Once you have picked up your new bamboo from your local nursery or had it delivered from an online store, try not to wait too long to plant it! Ideally, you should plant the bamboo in its desired location straight away. If this isn’t possible, place the plant in a spot with a little bit of shade and water them well. One way to ensure your bamboo can be planted quickly is to prepare the area you wish to plant them in ahead of time.

Plant in well-drained soil

Bamboo likes to be in soil that drains well. Be sure to avoid growing bamboo in a spot that gets bogged down by rainwater or struggles to drain. Bamboo plants are okay with water, as long as they’re in a spot that lets the water drain away. 

Leave the leaves alone

Resist the urge to rake up any leaves that shed and fall to the base of the plant. This can help protect the roots of the plant. When these leaves decompose, they also add nutrients back into the soil for the bamboo to absorb.

Learn about the needs of your specific variety

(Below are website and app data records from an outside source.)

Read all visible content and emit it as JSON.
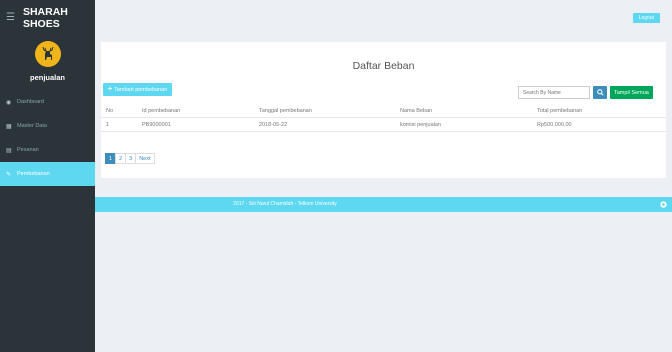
{
  "sidebar": {
    "brand": "SHARAH SHOES",
    "user": "penjualan",
    "items": [
      {
        "label": "Dashboard"
      },
      {
        "label": "Master Data"
      },
      {
        "label": "Pesanan"
      },
      {
        "label": "Pembebanan"
      }
    ]
  },
  "topbar": {
    "logout_label": "Logout"
  },
  "main": {
    "title": "Daftar Beban",
    "add_label": "Tambah pembebanan",
    "search_placeholder": "Search By Name",
    "show_all_label": "Tampil Semua",
    "columns": [
      "No",
      "Id pembebanan",
      "Tanggal pembebanan",
      "Nama Beban",
      "Total pembebanan"
    ],
    "rows": [
      [
        "1",
        "PB9000001",
        "2018-05-22",
        "komisi penjualan",
        "Rp500.000,00"
      ]
    ],
    "pagination": [
      "1",
      "2",
      "3",
      "Next"
    ]
  },
  "footer": {
    "text": "2017 - Siti Nurul Chamidah - Telkom University"
  },
  "colors": {
    "accent": "#5ed8f0",
    "sidebar": "#2b3438",
    "primary": "#3c8dbc",
    "success": "#00a65a",
    "avatar": "#f1b51c"
  }
}
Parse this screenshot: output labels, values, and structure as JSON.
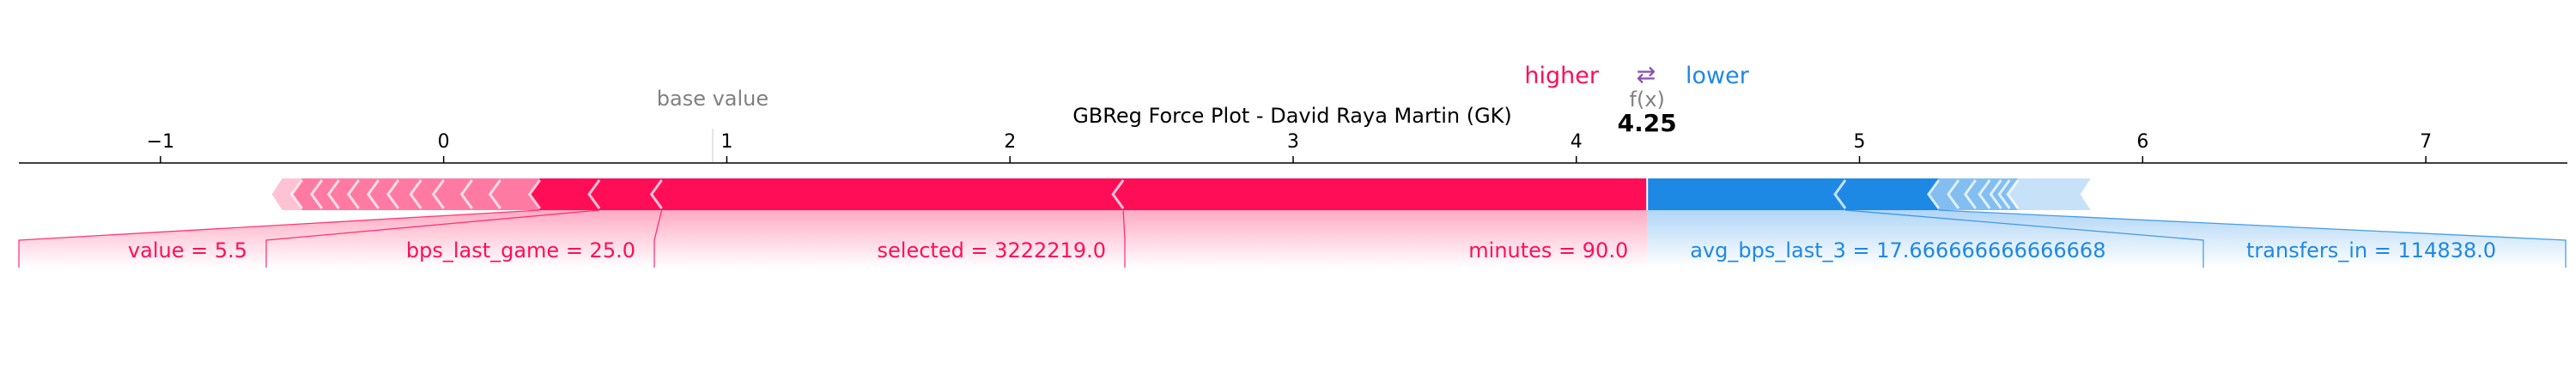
{
  "chart_data": {
    "type": "force",
    "title": "GBReg Force Plot - David Raya Martin (GK)",
    "base_value_label": "base value",
    "base_value": 0.95,
    "fx_label": "f(x)",
    "output_value": 4.25,
    "output_value_text": "4.25",
    "legend": {
      "higher": "higher",
      "arrow": "⇄",
      "lower": "lower"
    },
    "xlim": [
      -1.5,
      7.5
    ],
    "ticks": [
      -1,
      0,
      1,
      2,
      3,
      4,
      5,
      6,
      7
    ],
    "tick_labels": [
      "−1",
      "0",
      "1",
      "2",
      "3",
      "4",
      "5",
      "6",
      "7"
    ],
    "colors": {
      "positive": "#ff0d57",
      "negative": "#1e88e5"
    },
    "positive_features": [
      {
        "label": "minutes = 90.0",
        "start": 4.25,
        "end": 2.4
      },
      {
        "label": "selected = 3222219.0",
        "start": 2.4,
        "end": 0.77
      },
      {
        "label": "bps_last_game = 25.0",
        "start": 0.77,
        "end": 0.55
      },
      {
        "label": "value = 5.5",
        "start": 0.55,
        "end": 0.34
      }
    ],
    "positive_small_chevrons": [
      0.2,
      0.1,
      0.0,
      -0.08,
      -0.16,
      -0.23,
      -0.3,
      -0.37,
      -0.43,
      -0.5
    ],
    "positive_tail_end": -0.57,
    "negative_features": [
      {
        "label": "avg_bps_last_3 = 17.666666666666668",
        "start": 4.25,
        "end": 4.95
      },
      {
        "label": "transfers_in = 114838.0",
        "start": 4.95,
        "end": 5.28
      }
    ],
    "negative_small_chevrons": [
      5.35,
      5.41,
      5.46,
      5.5,
      5.53,
      5.56
    ],
    "negative_tail_end": 5.78
  }
}
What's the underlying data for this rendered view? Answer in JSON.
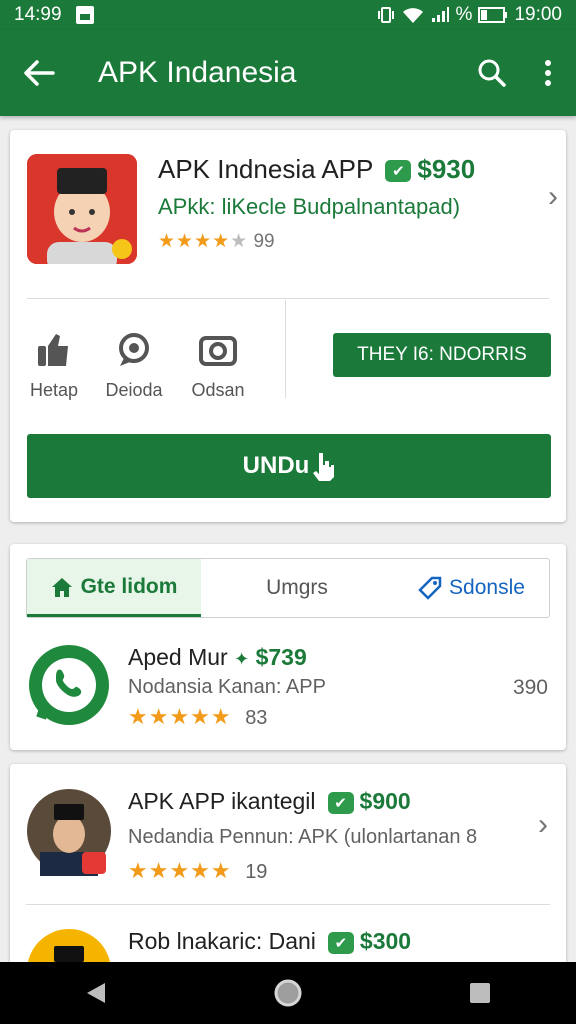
{
  "status_bar": {
    "time_left": "14:99",
    "battery_text": "%",
    "time_right": "19:00"
  },
  "app_bar": {
    "title": "APK Indanesia",
    "icons": [
      "back-arrow-icon",
      "search-icon",
      "more-vert-icon"
    ]
  },
  "hero": {
    "title": "APK Indnesia APP",
    "price": "$930",
    "subtitle": "APkk: liKecle Budpalnantapad)",
    "rating": 3.5,
    "rating_count": "99",
    "actions": [
      {
        "label": "Hetap",
        "icon": "thumb-icon"
      },
      {
        "label": "Deioda",
        "icon": "chat-icon"
      },
      {
        "label": "Odsan",
        "icon": "camera-icon"
      }
    ],
    "secondary_button": "THEY I6: NDORRIS",
    "primary_button": "UNDu"
  },
  "tabs": [
    {
      "label": "Gte lidom",
      "icon": "home-icon",
      "active": true
    },
    {
      "label": "Umgrs",
      "active": false
    },
    {
      "label": "Sdonsle",
      "icon": "tag-icon",
      "active": false
    }
  ],
  "list_items": [
    {
      "title": "Aped Mur",
      "price": "$739",
      "subtitle": "Nodansia Kanan: APP",
      "rating": 4.5,
      "rating_count": "83",
      "count": "390",
      "icon": "whatsapp-icon"
    },
    {
      "title": "APK APP ikantegil",
      "price": "$900",
      "subtitle": "Nedandia Pennun: APK (ulonlartanan 8",
      "rating": 4.5,
      "rating_count": "19",
      "icon": "avatar-icon"
    },
    {
      "title": "Rob lnakaric: Dani",
      "price": "$300",
      "icon": "avatar-icon"
    }
  ],
  "colors": {
    "primary": "#1b7a3a",
    "accent_star": "#f29b1a",
    "link_blue": "#1565c0"
  }
}
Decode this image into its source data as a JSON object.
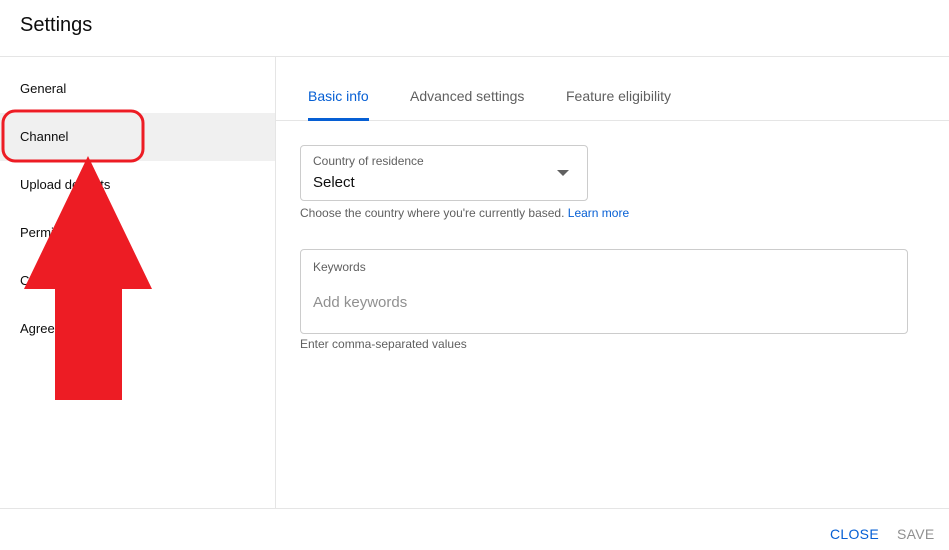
{
  "header": {
    "title": "Settings"
  },
  "sidebar": {
    "items": [
      {
        "label": "General"
      },
      {
        "label": "Channel"
      },
      {
        "label": "Upload defaults"
      },
      {
        "label": "Permissions"
      },
      {
        "label": "Community"
      },
      {
        "label": "Agreements"
      }
    ],
    "selected": "Channel"
  },
  "tabs": [
    {
      "label": "Basic info"
    },
    {
      "label": "Advanced settings"
    },
    {
      "label": "Feature eligibility"
    }
  ],
  "active_tab": "Basic info",
  "country": {
    "label": "Country of residence",
    "value": "Select",
    "helper": "Choose the country where you're currently based.",
    "link": "Learn more"
  },
  "keywords": {
    "label": "Keywords",
    "placeholder": "Add keywords",
    "helper": "Enter comma-separated values"
  },
  "footer": {
    "close_label": "CLOSE",
    "save_label": "SAVE"
  },
  "colors": {
    "accent": "#065fd4",
    "annotation": "#ed1c24",
    "selected_bg": "#f0f0f0"
  },
  "icons": {
    "country_dropdown": "caret-down-icon"
  }
}
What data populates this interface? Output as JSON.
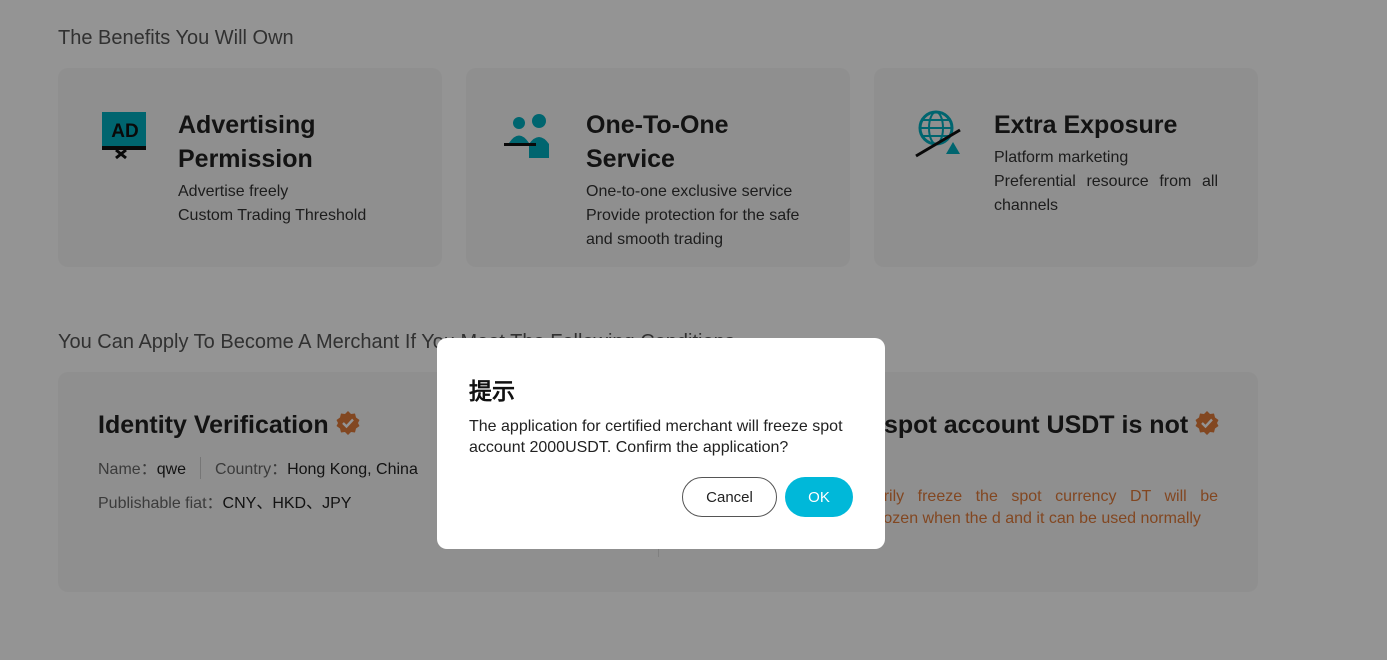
{
  "benefits": {
    "title": "The Benefits You Will Own",
    "cards": [
      {
        "icon": "ad-icon",
        "title_line1": "Advertising",
        "title_line2": "Permission",
        "desc": [
          "Advertise freely",
          "Custom Trading Threshold"
        ]
      },
      {
        "icon": "people-service-icon",
        "title_line1": "One-To-One",
        "title_line2": "Service",
        "desc": [
          "One-to-one exclusive service",
          "Provide protection for the safe and smooth trading"
        ]
      },
      {
        "icon": "globe-exposure-icon",
        "title_line1": "Extra Exposure",
        "desc": [
          "Platform marketing",
          "Preferential resource from all channels"
        ]
      }
    ]
  },
  "conditions": {
    "title": "You Can Apply To Become A Merchant If You Meet The Following Conditions",
    "identity": {
      "title": "Identity Verification",
      "name_label": "Name：",
      "name_value": "qwe",
      "country_label": "Country：",
      "country_value": "Hong Kong, China",
      "fiat_label": "Publishable fiat：",
      "fiat_value": "CNY、HKD、JPY"
    },
    "balance": {
      "title": "spot account USDT is not",
      "note": "on will temporarily freeze the spot currency DT will be automatically unfrozen when the d and it can be used normally"
    }
  },
  "dialog": {
    "title": "提示",
    "message": "The application for certified merchant will freeze spot account 2000USDT. Confirm the application?",
    "cancel_label": "Cancel",
    "ok_label": "OK"
  },
  "colors": {
    "accent": "#00b8d9",
    "badge": "#e07a3a",
    "warning": "#e07a3a"
  }
}
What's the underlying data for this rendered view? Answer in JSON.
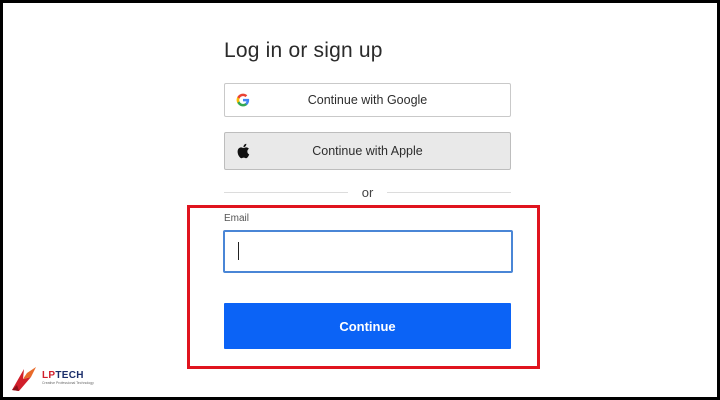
{
  "login": {
    "title": "Log in or sign up",
    "google_label": "Continue with Google",
    "apple_label": "Continue with Apple",
    "or_text": "or",
    "email_label": "Email",
    "email_value": "",
    "continue_label": "Continue"
  },
  "watermark": {
    "brand_prefix": "LP",
    "brand_suffix": "TECH",
    "tagline": "Creative Professional Technology"
  },
  "colors": {
    "primary_button": "#0b63f6",
    "input_focus_border": "#4a86d6",
    "highlight_box": "#e0141e",
    "apple_button_bg": "#e9e9e9"
  },
  "icons": {
    "google": "google-icon",
    "apple": "apple-icon"
  }
}
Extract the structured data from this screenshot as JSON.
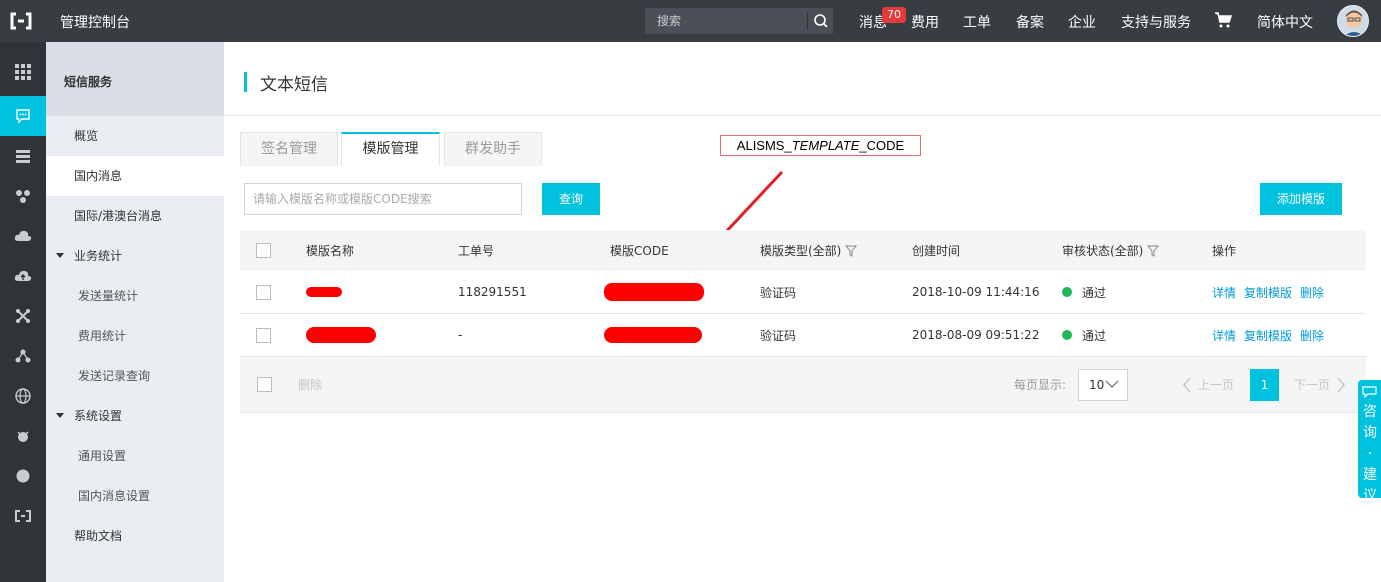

Once you have chosen the clumping bamboo variety you wish to plant, do a little bit of research about the features and needs of the plant. Each type of bamboo can differ regarding its requirements for healthy growth, and finding out the relevant information can help you to meet your plant’s needs!

Cooking with fresh herbs is the best and healthiest way to increase the taste of your meals, whether you toss some in a salad, roast them on meat and veggies or add them to sauces. While fresh herbs are often accessible at grocery stores all year round, growing your own herbs is a great way […]

Planting Bulbs in Australia Australian Autumn is the perfect time to start planting bulbs.  Here’s an easy, Step-by-Step guide on how to plant bulbs in a window box. With so many varieties you can have your window box blooming from winter to summer with an array of colour and fragrances. Planting bulbs of different varieties […]

Summer can create punishing conditions for plants. Fortunately, there are few things that you can do to protect your garden from the intense summer heat. Starting right Building a garden that is resilient to summer conditions often begins with finding the right pieces to build with. For example, you will have an easier time caring […]

Ask a seasoned DIY-er why he prefers to do projects by himself instead of letting professionals do it for him. Most likely, he’ll tell you it’s about the savings. And who cannot use a few extra dollars in his pocket? For other DIY-ers, however, it goes beyond the savings. It’s about seeing a project through […]

Request a Free Quote
Free Quote